From The Margins To The Mainstream

Polls Show Growing Opposition To The Death Penalty

By: Matt Nichter

Mounting evidence of injustice in the administration of the death penalty is having a profound impact on popular opinion.

According to an NBC/Wall Street Journal poll taken this summer -- in the wake of the execution of Gary Graham in Texas -- 63 percent of those surveyed said they favored a halt on executions nationally. This represents an increase of 26 percentage points in just a couple of months when a similar poll was taken by Newsweek.

And a huge majority of people -- 94 percent -- say they believe innocent people are wrongfully convicted.

Contrary to the stances of the two main contenders in this year's presidential race, a majority of Americans oppose attempts to increase the number of executions taking place, a Harris poll reported in July.

And while most people still say they support capital punishmentl, traditional arguments in favor of the death penalty seem to be losing force.

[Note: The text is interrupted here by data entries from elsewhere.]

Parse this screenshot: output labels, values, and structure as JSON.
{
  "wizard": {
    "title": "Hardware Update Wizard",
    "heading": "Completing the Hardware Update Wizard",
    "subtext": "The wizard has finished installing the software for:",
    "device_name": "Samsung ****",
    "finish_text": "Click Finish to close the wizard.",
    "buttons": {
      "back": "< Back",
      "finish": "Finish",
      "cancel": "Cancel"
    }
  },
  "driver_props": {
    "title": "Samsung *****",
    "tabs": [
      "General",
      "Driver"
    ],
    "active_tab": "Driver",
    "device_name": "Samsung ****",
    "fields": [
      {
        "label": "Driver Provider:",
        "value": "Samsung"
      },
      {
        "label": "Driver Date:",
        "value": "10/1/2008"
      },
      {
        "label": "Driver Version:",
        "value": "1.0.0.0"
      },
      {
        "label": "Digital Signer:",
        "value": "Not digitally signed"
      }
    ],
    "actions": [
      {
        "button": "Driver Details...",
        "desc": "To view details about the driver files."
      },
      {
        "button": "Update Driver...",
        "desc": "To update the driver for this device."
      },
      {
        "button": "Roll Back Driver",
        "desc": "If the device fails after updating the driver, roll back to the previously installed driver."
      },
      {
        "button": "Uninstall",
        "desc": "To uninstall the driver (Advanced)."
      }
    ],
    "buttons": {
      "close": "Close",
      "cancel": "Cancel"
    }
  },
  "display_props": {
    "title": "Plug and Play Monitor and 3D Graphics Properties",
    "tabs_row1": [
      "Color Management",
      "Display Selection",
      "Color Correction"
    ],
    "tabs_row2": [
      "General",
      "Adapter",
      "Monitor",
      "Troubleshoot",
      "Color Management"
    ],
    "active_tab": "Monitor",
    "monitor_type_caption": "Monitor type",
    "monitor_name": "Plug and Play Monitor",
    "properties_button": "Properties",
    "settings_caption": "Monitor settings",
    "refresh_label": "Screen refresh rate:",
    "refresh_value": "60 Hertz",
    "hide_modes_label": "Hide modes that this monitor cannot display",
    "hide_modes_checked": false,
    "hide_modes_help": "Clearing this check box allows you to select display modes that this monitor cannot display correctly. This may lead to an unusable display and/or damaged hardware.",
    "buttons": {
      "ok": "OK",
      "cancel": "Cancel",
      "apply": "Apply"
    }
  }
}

For example, half of those surveyed don't think the death penalty has much, if any, deterrent effect. And 63% said they think that the best way to reduce crime would be to add "more jobs and community programs for young people," according to a Pew Research Center poll.

Opinion polls can't capture the outrage and disgust millions of people feel toward the death penalty. But these results are unmistakable signs that the political winds in this country are shifting rapidly. Abolitionists are moving from the margins to the mainstream.